* [Task to complete]
Please return every line in the entries below with the word "your" in it.

* [Data]
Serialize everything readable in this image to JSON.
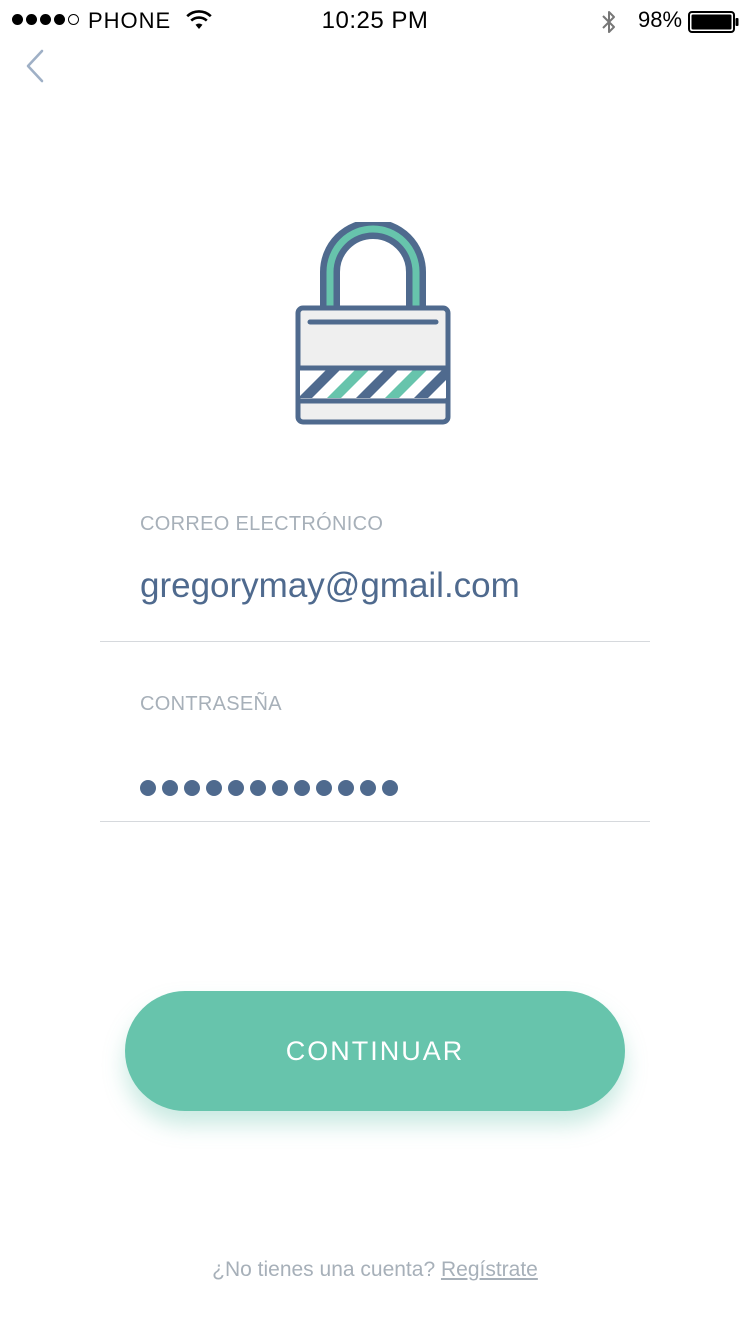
{
  "status_bar": {
    "carrier": "PHONE",
    "time": "10:25 PM",
    "battery_percent": "98%",
    "signal_bars_filled": 4,
    "signal_bars_total": 5,
    "battery_level": 0.98
  },
  "nav": {
    "back_icon": "chevron-left-icon"
  },
  "illustration": {
    "icon": "padlock-icon",
    "colors": {
      "outline": "#4f6a8e",
      "accent": "#67c4ac",
      "fill": "#efefef"
    }
  },
  "form": {
    "email": {
      "label": "CORREO ELECTRÓNICO",
      "value": "gregorymay@gmail.com"
    },
    "password": {
      "label": "CONTRASEÑA",
      "masked_length": 12
    }
  },
  "actions": {
    "continue_label": "CONTINUAR"
  },
  "footer": {
    "prompt": "¿No tienes una cuenta?",
    "link": "Regístrate"
  },
  "colors": {
    "primary": "#67c4ac",
    "text_value": "#4f6a8e",
    "text_muted": "#a7b0b9",
    "divider": "#d6d9dd"
  }
}
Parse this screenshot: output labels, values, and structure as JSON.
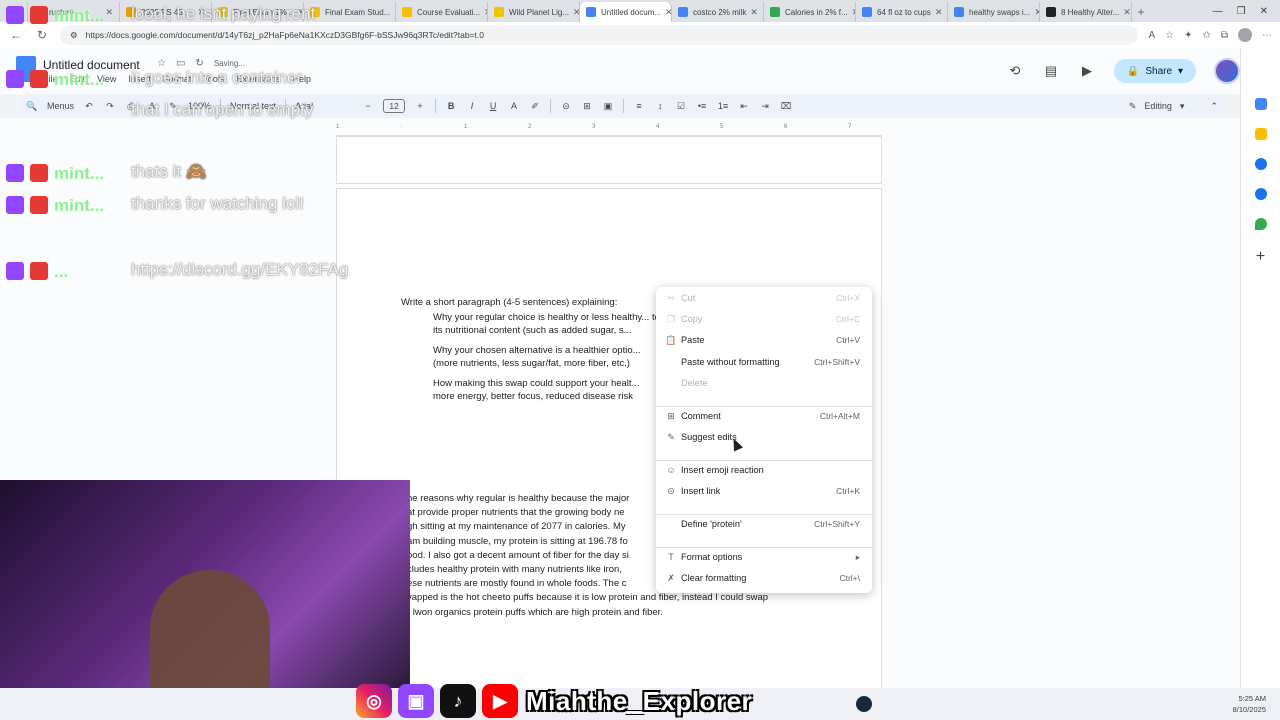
{
  "browser": {
    "tabs": [
      {
        "label": "ructure",
        "color": "#c4314b",
        "active": false
      },
      {
        "label": "2025 PS 48...",
        "color": "#e8a000",
        "active": false
      },
      {
        "label": "Final Exam 1%...",
        "color": "#f2c200",
        "active": false
      },
      {
        "label": "Final Exam Stud...",
        "color": "#f2c200",
        "active": false
      },
      {
        "label": "Course Evaluati...",
        "color": "#f2c200",
        "active": false
      },
      {
        "label": "Wild Planet Lig...",
        "color": "#f2c200",
        "active": false
      },
      {
        "label": "Untitled docum...",
        "color": "#4285f4",
        "active": true
      },
      {
        "label": "costco 2% milk",
        "color": "#4285f4",
        "active": false
      },
      {
        "label": "Calories in 2% f...",
        "color": "#34a853",
        "active": false
      },
      {
        "label": "64 fl oz to cups",
        "color": "#4285f4",
        "active": false
      },
      {
        "label": "healthy swaps i...",
        "color": "#4285f4",
        "active": false
      },
      {
        "label": "8 Healthy Alter...",
        "color": "#202124",
        "active": false
      }
    ],
    "new_tab": "+",
    "url": "https://docs.google.com/document/d/14yT6zj_p2HaFp6eNa1KXczD3GBfg6F-bSSJw96q3RTc/edit?tab=t.0"
  },
  "docs": {
    "title": "Untitled document",
    "saving": "Saving...",
    "menu": [
      "File",
      "Edit",
      "View",
      "Insert",
      "Format",
      "Tools",
      "Extensions",
      "Help"
    ],
    "share_label": "Share",
    "toolbar": {
      "menus": "Menus",
      "zoom": "100%",
      "style": "Normal text",
      "font": "Arial",
      "font_size": "12",
      "editing": "Editing"
    }
  },
  "document": {
    "prompt": "Write a short paragraph (4-5 sentences) explaining:",
    "bullets": [
      "Why your regular choice is healthy or less healthy... to its nutritional content (such as added sugar, s...",
      "Why your chosen alternative is a healthier optio... (more nutrients, less sugar/fat, more fiber, etc.)",
      "How making this swap could support your healt... more energy, better focus, reduced disease risk"
    ],
    "answer_lines": [
      "he reasons why regular is healthy because the major",
      "at provide proper nutrients that the growing body ne",
      "gh sitting at my maintenance of 2077 in calories. My",
      "am building muscle, my protein is sitting at 196.78 fo",
      "ood. I also got a decent amount of fiber for the day si",
      "cludes healthy protein with many nutrients like iron,",
      "ese nutrients are mostly found in whole foods. The c",
      "vapped is the hot cheeto puffs because it is low protein and fiber, instead I could swap",
      "r lwon organics protein puffs which are high protein and fiber."
    ]
  },
  "context_menu": {
    "items": [
      {
        "label": "Cut",
        "shortcut": "Ctrl+X",
        "icon": "scissors-icon",
        "glyph": "✂",
        "disabled": true
      },
      {
        "label": "Copy",
        "shortcut": "Ctrl+C",
        "icon": "copy-icon",
        "glyph": "❐",
        "disabled": true
      },
      {
        "label": "Paste",
        "shortcut": "Ctrl+V",
        "icon": "paste-icon",
        "glyph": "📋",
        "disabled": false
      },
      {
        "label": "Paste without formatting",
        "shortcut": "Ctrl+Shift+V",
        "icon": "paste-plain-icon",
        "glyph": "",
        "disabled": false
      },
      {
        "label": "Delete",
        "shortcut": "",
        "icon": "delete-icon",
        "glyph": "",
        "disabled": true
      },
      {
        "label": "Comment",
        "shortcut": "Ctrl+Alt+M",
        "icon": "comment-icon",
        "glyph": "⊞",
        "disabled": false
      },
      {
        "label": "Suggest edits",
        "shortcut": "",
        "icon": "suggest-edits-icon",
        "glyph": "✎",
        "disabled": false
      },
      {
        "label": "Insert emoji reaction",
        "shortcut": "",
        "icon": "emoji-icon",
        "glyph": "☺",
        "disabled": false
      },
      {
        "label": "Insert link",
        "shortcut": "Ctrl+K",
        "icon": "link-icon",
        "glyph": "⊝",
        "disabled": false
      },
      {
        "label": "Define 'protein'",
        "shortcut": "Ctrl+Shift+Y",
        "icon": "define-icon",
        "glyph": "",
        "disabled": false
      },
      {
        "label": "Format options",
        "shortcut": "▸",
        "icon": "format-icon",
        "glyph": "T",
        "disabled": false
      },
      {
        "label": "Clear formatting",
        "shortcut": "Ctrl+\\",
        "icon": "clear-format-icon",
        "glyph": "✗",
        "disabled": false
      }
    ]
  },
  "stream": {
    "chat": [
      {
        "user": "mint...",
        "message": "loool, he isnt paying rent"
      },
      {
        "user": "mint...",
        "message": "it goes into a container that I can open to empty"
      },
      {
        "user": "mint...",
        "message": "thats it 🙈"
      },
      {
        "user": "mint...",
        "message": "thanks for watching lol!"
      },
      {
        "user": "...",
        "message": "https://discord.gg/EKY82FAg"
      }
    ],
    "handle": "Miahthe_Explorer"
  },
  "taskbar": {
    "time": "5:25 AM",
    "date": "8/10/2025"
  }
}
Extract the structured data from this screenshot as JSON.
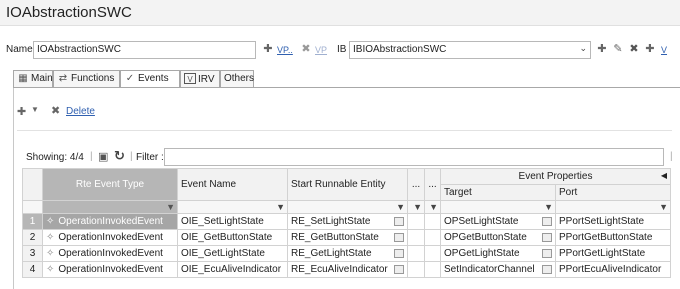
{
  "window": {
    "title": "IOAbstractionSWC"
  },
  "name_row": {
    "name_label": "Name",
    "name_value": "IOAbstractionSWC",
    "vp_link": "VP..",
    "vp_disabled": "VP",
    "ib_label": "IB",
    "ib_value": "IBIOAbstractionSWC",
    "v_link": "V"
  },
  "tabs": [
    {
      "label": "Main",
      "icon": "main-icon"
    },
    {
      "label": "Functions",
      "icon": "functions-icon"
    },
    {
      "label": "Events",
      "icon": "events-icon",
      "active": true
    },
    {
      "label": "IRV",
      "icon": "irv-icon"
    },
    {
      "label": "Others"
    }
  ],
  "toolbar": {
    "delete_label": "Delete"
  },
  "filter_row": {
    "showing": "Showing: 4/4",
    "filter_label": "Filter :",
    "filter_value": ""
  },
  "grid": {
    "headers": {
      "rte_event_type": "Rte Event Type",
      "event_name": "Event Name",
      "start_runnable": "Start Runnable Entity",
      "dots1": "...",
      "dots2": "...",
      "event_properties": "Event Properties",
      "target": "Target",
      "port": "Port"
    },
    "rows": [
      {
        "num": "1",
        "type": "OperationInvokedEvent",
        "name": "OIE_SetLightState",
        "runnable": "RE_SetLightState",
        "target": "OPSetLightState",
        "port": "PPortSetLightState"
      },
      {
        "num": "2",
        "type": "OperationInvokedEvent",
        "name": "OIE_GetButtonState",
        "runnable": "RE_GetButtonState",
        "target": "OPGetButtonState",
        "port": "PPortGetButtonState"
      },
      {
        "num": "3",
        "type": "OperationInvokedEvent",
        "name": "OIE_GetLightState",
        "runnable": "RE_GetLightState",
        "target": "OPGetLightState",
        "port": "PPortGetLightState"
      },
      {
        "num": "4",
        "type": "OperationInvokedEvent",
        "name": "OIE_EcuAliveIndicator",
        "runnable": "RE_EcuAliveIndicator",
        "target": "SetIndicatorChannel",
        "port": "PPortEcuAliveIndicator"
      }
    ]
  }
}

* [Finished exercise]
      "Why your regular choice is healthy or less healthy... to its nutritional content (such as added sugar, s...",
      "Why your chosen alternative is a healthier optio... (more nutrients, less sugar/fat, more fiber, etc.)",
      "How making this swap could support your healt... more energy, better focus, reduced disease risk"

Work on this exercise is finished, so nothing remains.